As the weather starts changing so do our diets and cravings. We start thinking about soups, stews and our favorite winter meal, chili. These warm meals can be made better and cheaper if you add your own herbs. Have you bought fresh herbs in the store lately? You get enough for 1 or 2 dishes and pay a small fortune. For the cost of a small package of cut herbs, you can get an entire plant. Herb gardens are easy and most herbs are perennial, so you can plant them once and enjoy them for years. Here are a 10 recommendations to get started with.
- Bay Laurel is the source for bay leaves. This is a small tree or bush, so give it some room in a permanent place. In France, it is said, that if you get the bay leave in your plate, you will be lucky. Add to soups and stews.
- Celery leaf is used just like celery, but grows like parsley. Personally, I wind up throwing away most of a celery bunch after using just part of it. This one should save us money!
- Salad burnett is a great little perennial for part shade. It tastes like cucumber and if you like cucumber and it doesn’t like you back…this is the herb for you!
- Chives come in two flavors, onion and garlic. Plant them well away from each other, so they don’t get mixed together.
- Cilantro is a cool weather herb. It will NOT grow during the summer. Plant it now and make salsa later.
- Mint, so many mints…so few pots. Personally, I grow spearmint for Vietnamese Egg Rolls and Spring Rolls. Peppermint is usually the one added to tea. We strongly recommend that you put your mint in a pot, otherwise you could end up with a mint lawn, which would be wonderful to smell when you mow or walk across.

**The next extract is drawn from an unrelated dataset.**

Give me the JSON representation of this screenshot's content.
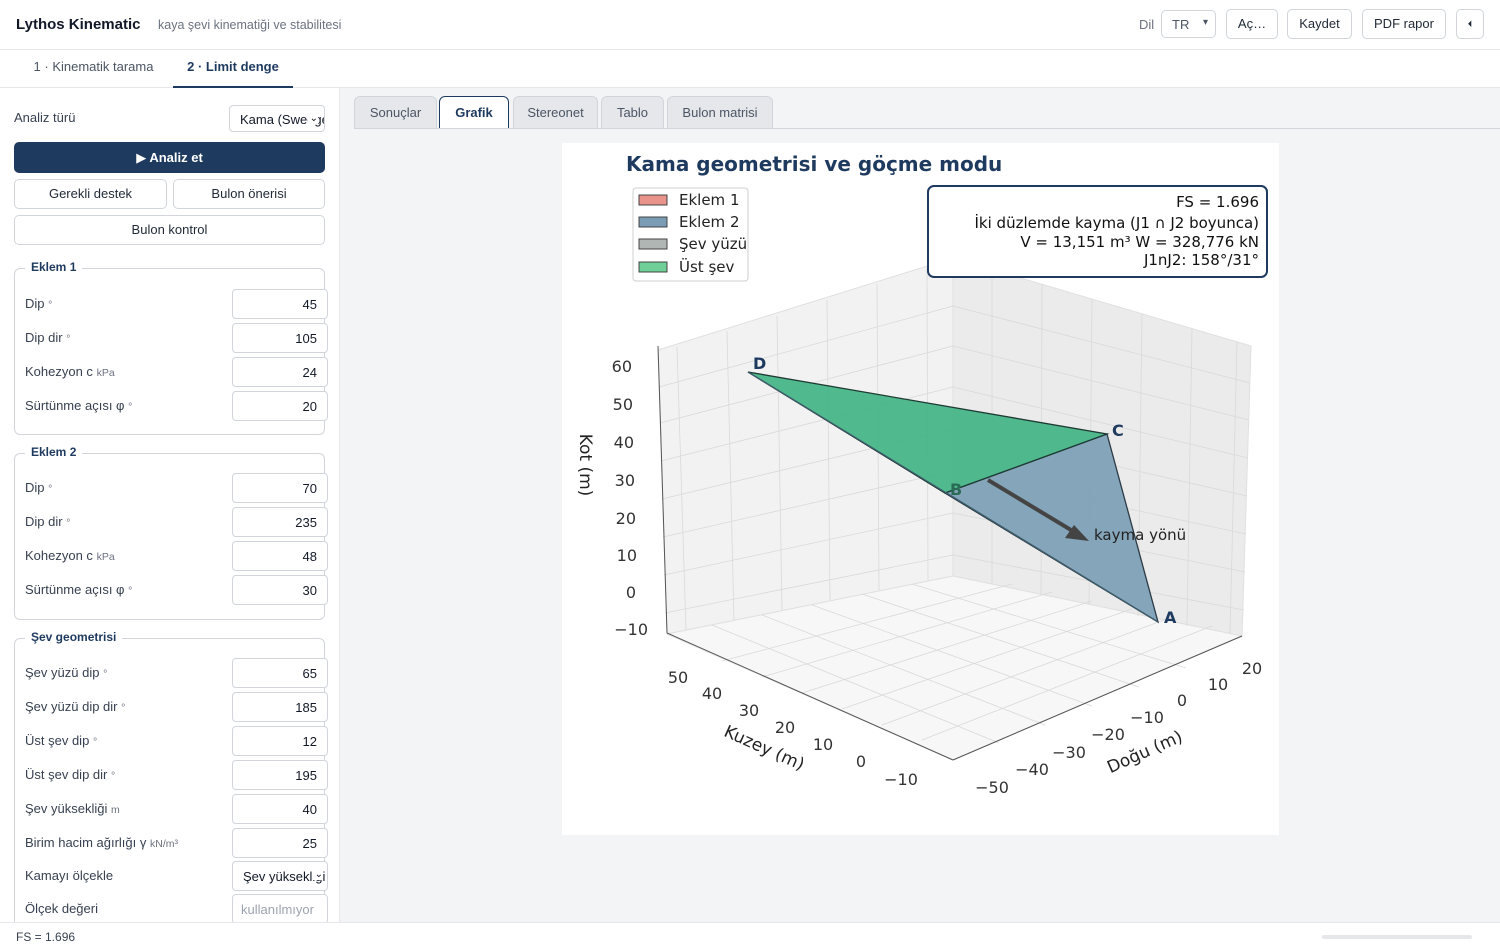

- Oregano comes in many forms. Upright, creeping, variegated, golden, green and most of them are hardy perennials. No pot of marinara is right without it. Sprinkle over sandwiches and salads for extra flavor, without adding salt.
- Parsley comes it two basic forms, flat leaf (superior for cooking) and curly leaf (nice to look at). Replant every 2 years… it’s death at 2 years old, is normal.
- Rosemary is a must in your herb garden. This beautiful, evergreen plant with (usually) blue flowers grows either upright or trailing. Cut a bunch, tie it with a bow to create an unforgetable hostess gift. Amazing with chicken!
- Thyme is a great perennial plant that can be used in any dish you want to add a savory flavor to. Use lemon thyme on chicken or fish. English Porlock thyme has a superior flavor and holds up well in our extremes in weather. Thyme is very sensitive to being over watered, so make sure it has good drainage. Some thymes seem like they would make a great ground cover, and they do, just not in Houston. Between the humidity, occasional month-long rains and our clay soils, it would be a challenge even for a pro.
Some herbs are small enough that you can put 2 or 3 in a pot together. We just made up some “fish” pots with lemon thyme, onion chives and parsley. Other pots we made up for italian cooking with parley, oregano and basil. Themed pots are great because you can go to one pot and get everything you need. Even if all you have is a balcony, you can grow a bunch of herbs in a small area, save money and eat better while you’re at it.